Around 72% of managers believed they could keep up their current work pace after two years. In other groups, the percentages were higher: 81% in senior management, 85% in middle management and 80% among experts. 78% of employees believed they could keep up the current pace.

In addition, the managers felt that they were the least likely to be able to balance the demands of work and free time (53%). The blurring of work and free time was also evident in the results of executives; 58% of senior management and 64% of middle management felt like they are able to balance the demands of work and free time. The situation was better for experts (72%) and employees (67%).

Social skills are the new ”hard skills” for leaders

We asked the respondents to assess 12 leadership qualities or skills that are proved to correlate with achieving success as a leader. The same question was included in MPS’s leadership survey in 2017, and we wanted to compare the results. We also asked the respondents to assess what the qualities would be in five years.

In 2017, the top qualities were previous leadership experience, business-driven thinking and industry experience. In the present survey, the most important quality was social skills. When the respondents were asked to assess what the most important leadership qualities will be after five years, social skills were still number one, and their importance had even grown.

As a whole, leadership experience and hunger for success are becoming less important, while creativity, open-mindedness and social skills are gaining importance. Of course, a good leader will have all of these qualities in the future, along with many others, but the trend is clearly in favour of human skills. The old division into hard and soft skills is challenged: Social skills are the new ”hard skills” for leaders.

Organizational culture needs to change

We asked the respondents what they would like to change in the current culture of the organization they represent. The respondents saw a list of measures from which they could select up to three alternatives. They could also add their own measure to the list. The most obvious finding was that the respondents really wanted to change their culture: 99.5% of all respondents wanted to change at least one thing, and 86% wanted to change at least three things. The most popular alternatives were increasing agility and readiness for change (33%), increasing internal cooperation (28%) and more open communication (27%).

There were also differences between the respondents in different positions. Senior management and experts called for agility and readiness to change. Managers prioritized internal cooperation, and employees open communication.

The least popular choices were reducing the avoidance of risks (9%), increasing diversity and equality (9%) and investments in sustainable development (6%). Considering the attention given to diversity and sustainability in social debates, it was fairly surprising that they were at the bottom of this list. Investing in diversity and sustainable development was somewhat more popular among younger respondents (10%) than old (6%), but the difference was only 4%.

Commitment to the employer and trust in management have decreased

Around 40% of employees (outside management) felt that their trust in the organization’s management had decreased, while 48% felt that it had remained unaltered and 12% that it had increased.
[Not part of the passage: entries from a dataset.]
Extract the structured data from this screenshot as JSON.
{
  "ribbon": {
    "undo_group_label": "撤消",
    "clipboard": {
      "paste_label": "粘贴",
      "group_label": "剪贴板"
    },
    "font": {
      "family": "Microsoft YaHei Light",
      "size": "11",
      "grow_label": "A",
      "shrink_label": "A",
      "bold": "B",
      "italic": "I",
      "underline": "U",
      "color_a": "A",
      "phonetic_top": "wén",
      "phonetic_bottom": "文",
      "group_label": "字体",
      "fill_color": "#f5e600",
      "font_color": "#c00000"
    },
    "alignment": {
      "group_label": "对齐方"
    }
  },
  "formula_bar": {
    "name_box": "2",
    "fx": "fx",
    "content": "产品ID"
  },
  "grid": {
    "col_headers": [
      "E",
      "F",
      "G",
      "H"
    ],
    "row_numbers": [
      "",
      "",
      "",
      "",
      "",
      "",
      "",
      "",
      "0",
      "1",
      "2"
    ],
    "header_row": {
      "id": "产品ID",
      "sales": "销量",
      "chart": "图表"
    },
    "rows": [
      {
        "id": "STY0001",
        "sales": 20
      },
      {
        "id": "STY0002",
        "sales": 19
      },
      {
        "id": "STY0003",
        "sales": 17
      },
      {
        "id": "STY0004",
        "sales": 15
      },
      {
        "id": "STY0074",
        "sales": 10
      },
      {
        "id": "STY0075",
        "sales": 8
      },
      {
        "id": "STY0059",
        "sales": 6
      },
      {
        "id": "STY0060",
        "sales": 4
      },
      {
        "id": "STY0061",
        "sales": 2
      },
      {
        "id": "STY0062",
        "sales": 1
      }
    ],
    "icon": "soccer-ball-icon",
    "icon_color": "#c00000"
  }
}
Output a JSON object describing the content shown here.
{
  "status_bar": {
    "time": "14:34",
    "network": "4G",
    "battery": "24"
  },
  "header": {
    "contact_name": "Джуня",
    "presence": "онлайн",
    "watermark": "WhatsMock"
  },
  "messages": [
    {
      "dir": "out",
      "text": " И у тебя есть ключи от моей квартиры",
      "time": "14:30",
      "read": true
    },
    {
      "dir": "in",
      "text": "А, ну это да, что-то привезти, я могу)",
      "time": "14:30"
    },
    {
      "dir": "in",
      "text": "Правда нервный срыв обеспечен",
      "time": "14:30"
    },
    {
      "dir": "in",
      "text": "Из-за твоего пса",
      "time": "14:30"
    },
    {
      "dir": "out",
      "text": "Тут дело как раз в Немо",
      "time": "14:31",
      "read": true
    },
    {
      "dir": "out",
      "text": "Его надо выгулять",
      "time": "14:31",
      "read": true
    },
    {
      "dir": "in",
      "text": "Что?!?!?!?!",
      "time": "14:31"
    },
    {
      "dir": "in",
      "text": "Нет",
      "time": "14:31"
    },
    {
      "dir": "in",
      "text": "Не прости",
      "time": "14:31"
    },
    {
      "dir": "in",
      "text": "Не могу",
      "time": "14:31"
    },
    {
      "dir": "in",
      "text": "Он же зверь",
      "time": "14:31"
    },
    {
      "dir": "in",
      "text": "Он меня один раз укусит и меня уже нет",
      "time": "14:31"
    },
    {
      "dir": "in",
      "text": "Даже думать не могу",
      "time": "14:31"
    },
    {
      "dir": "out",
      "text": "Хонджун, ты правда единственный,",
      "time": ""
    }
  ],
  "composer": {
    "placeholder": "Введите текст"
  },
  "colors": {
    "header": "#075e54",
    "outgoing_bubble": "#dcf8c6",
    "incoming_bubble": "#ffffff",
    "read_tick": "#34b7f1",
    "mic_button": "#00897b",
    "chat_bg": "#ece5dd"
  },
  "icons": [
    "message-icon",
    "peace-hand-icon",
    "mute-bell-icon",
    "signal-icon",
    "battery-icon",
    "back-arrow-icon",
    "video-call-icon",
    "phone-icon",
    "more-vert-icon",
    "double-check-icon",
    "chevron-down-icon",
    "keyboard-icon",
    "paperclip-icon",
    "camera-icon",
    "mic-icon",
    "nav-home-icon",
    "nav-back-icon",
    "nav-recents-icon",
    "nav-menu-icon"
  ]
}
Similarly, 37% of employees felt a decrease in their commitment to the employer, 49% felt that it had remained unaltered and 14% that it had increased. In other words, trust in management and commitment to the employer developed in similar ways. The open comments explaining the reasons for the decrease underlined the impacts of COVID-19, but there were also many other reasons. These include constant change and uncertainly, the lack of clear leadership policies, and transparency issues.

Organizations that demand good interaction skills, open-mindedness and an ability to stand uncertainty will succeed in these new times. From the point of view of organizational culture, this means investments in agility, internal cooperation and transparency. These conditions create the best prerequisites for increased trust and commitment.

Read part 2 here.

Stay tuned!